» **Try it**:
The answer must consist of every line from the data that holds the string "reply".

» **Records supplied**:
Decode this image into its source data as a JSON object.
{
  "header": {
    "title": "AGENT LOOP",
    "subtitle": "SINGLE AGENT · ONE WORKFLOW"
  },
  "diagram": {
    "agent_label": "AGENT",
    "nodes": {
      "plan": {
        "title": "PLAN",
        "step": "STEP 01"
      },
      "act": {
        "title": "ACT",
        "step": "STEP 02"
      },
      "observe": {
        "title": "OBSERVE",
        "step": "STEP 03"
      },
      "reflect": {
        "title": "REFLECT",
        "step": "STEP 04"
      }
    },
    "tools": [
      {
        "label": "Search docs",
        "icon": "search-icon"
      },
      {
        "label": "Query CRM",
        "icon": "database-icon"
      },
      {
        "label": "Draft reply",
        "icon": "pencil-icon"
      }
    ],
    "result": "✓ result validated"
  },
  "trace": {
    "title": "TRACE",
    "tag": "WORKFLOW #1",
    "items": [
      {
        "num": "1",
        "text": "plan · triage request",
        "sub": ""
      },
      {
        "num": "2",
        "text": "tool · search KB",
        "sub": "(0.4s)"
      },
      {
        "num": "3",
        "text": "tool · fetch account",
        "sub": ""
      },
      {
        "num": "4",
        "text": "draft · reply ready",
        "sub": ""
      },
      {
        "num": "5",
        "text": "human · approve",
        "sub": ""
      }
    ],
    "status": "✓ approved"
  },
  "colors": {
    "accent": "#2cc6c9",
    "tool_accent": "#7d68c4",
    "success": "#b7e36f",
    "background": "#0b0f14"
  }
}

» **Task answer**:
        "label": "Draft reply",
        "text": "draft · reply ready",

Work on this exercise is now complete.